These cultural debates would continue to various other parts of our journey. It definitely made me rethink some of my positions but ultimately came back to the same conclusions – to respect another person’s choice to live their life.
We begin to head back down to the dock. We noticed a boy hauling trash over a bridge. A simple reminder that anywhere in the world us boys do take out the trash. As we approach the boat, the village was left with no other tourists and the children could be seen finally enjoying the day.
In retrospect, I would agree with this Dutch girl. I felt the village was a museum.
I came to that conclusion the moment I heard Alba ask to visit a village with no tourists. We live in a world of commerce. Anything touristic will of course be commercialized in order to cater to the tourists desires to see something authentic.
It all boils down to money. These people have learned to make a living off the tourists that visit this remote village. They have the ultimate right to do so. We can choose to quickly walk up the dirt road, happily snapping pictures or we can actually take the time to sit down and speak with these people. I realized when you treat them as people not as museum pieces they actually won’t try to sell you anything. They’d prefer to smile at you and share with you their culture that they feel is changing and ultimately disappearing.

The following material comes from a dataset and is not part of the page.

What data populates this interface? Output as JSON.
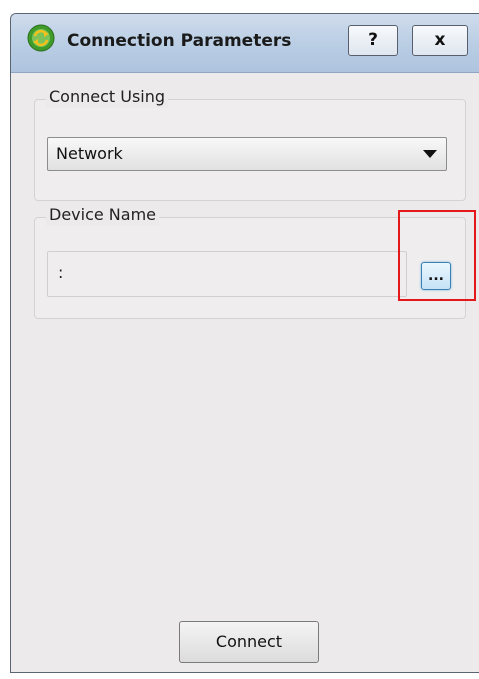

Yes, it is a museum. It’s a living breathing human exhibition. But, if you explore this village correctly, you’ll gain a better understanding of yourself and of a people willing to share their unique cultural traditions.